The group focuses on computational methods for the analysis and control of large scale (bulk) power systems, state-estimation, ancillary services for micro-grids and distribution networks interfaced with renewable sources, and the design of efficient power-electronic interfaces for renewable energy resources.
Current research themes:
Due to significant line resistances in a microgrid, active power variations produced by doubly fed induction generator (DFIG) based generation translate to corresponding power quality problems. We have proposed simple localized control schemes exercised through the rotor side converters for voltage regulation. Detailed dynamic simulations accounting for wind shear and tower shadow on a IEEE-13 bus distribution system conducted in EMTDC/PSCAD show that tight regulation (<1%) can be achieved with the proposed method compared to ~5% without control. We have also examined the effectiveness of energy-storage methods on frequency regulation in such systems. Our results show that 10% (with respect to the machine rating) storage is effective at restricting frequency deviations within 1%.

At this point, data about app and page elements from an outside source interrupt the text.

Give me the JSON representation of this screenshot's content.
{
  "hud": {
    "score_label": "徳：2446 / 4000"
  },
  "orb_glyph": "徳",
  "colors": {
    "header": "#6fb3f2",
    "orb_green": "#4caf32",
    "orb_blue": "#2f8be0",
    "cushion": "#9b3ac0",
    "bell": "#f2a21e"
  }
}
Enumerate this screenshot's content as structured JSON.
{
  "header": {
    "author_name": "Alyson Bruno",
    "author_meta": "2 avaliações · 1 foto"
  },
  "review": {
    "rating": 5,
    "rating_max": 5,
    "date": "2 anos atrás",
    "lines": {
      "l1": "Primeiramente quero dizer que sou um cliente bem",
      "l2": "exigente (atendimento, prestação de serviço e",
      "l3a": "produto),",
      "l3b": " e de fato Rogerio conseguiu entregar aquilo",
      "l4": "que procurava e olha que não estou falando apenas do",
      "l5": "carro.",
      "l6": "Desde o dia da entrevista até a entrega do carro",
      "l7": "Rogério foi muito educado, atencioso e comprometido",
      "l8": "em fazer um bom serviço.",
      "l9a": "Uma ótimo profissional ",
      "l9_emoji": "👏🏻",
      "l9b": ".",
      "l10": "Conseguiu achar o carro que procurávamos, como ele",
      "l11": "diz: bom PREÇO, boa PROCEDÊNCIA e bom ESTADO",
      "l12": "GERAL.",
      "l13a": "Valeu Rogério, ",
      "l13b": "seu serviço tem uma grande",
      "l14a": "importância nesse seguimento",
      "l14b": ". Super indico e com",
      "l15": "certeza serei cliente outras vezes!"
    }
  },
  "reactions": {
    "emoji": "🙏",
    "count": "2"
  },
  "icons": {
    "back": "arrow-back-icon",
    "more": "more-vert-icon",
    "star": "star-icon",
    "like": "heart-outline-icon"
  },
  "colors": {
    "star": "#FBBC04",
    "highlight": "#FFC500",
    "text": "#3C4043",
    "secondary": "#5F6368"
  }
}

Computational methods for large to very-large scale power systems
Our goal is to improve the efficiency and scalability of algorithms used in the analysis, operation and control of electric power systems. In the future, static and dynamic analysis on large-scale (thousands of buses) to very-large scale (tens of thousands of buses) power systems may need to be conducted in (near) real-time. Our current focus is on two important problems: (a) reconfiguration in distribution networks and (b) identifying extreme contingencies in bulk power systems.
Extreme Contingency Screening
Determining contingencies that can potentially culminate in a blackout is a challenging computational task in large-scale power systems due to the combinatorial nature of the problem. Prediction tools to identify such cases generally restrict the search to scenarios with severe consequences that may arise from relatively few contingencies. One such approach is based on graph partitioning where the ratio of power imbalance to cut-size serves as a heuristic measure to identify critical line outages. We proposed an algorithm based on unbalanced-constrained partitioning and developed a public domain tool pro-PART that is: scalable, efficient and simple to implement. For example, the average CPU run-time is less than 0.1 s and 1.5 s for systems with 2831 buses (large-scale) and 43,501 buses (very large-scale) respectively. We are currently working on extensions of this approach to identify a sequence of contingencies that may culminate in a blackout.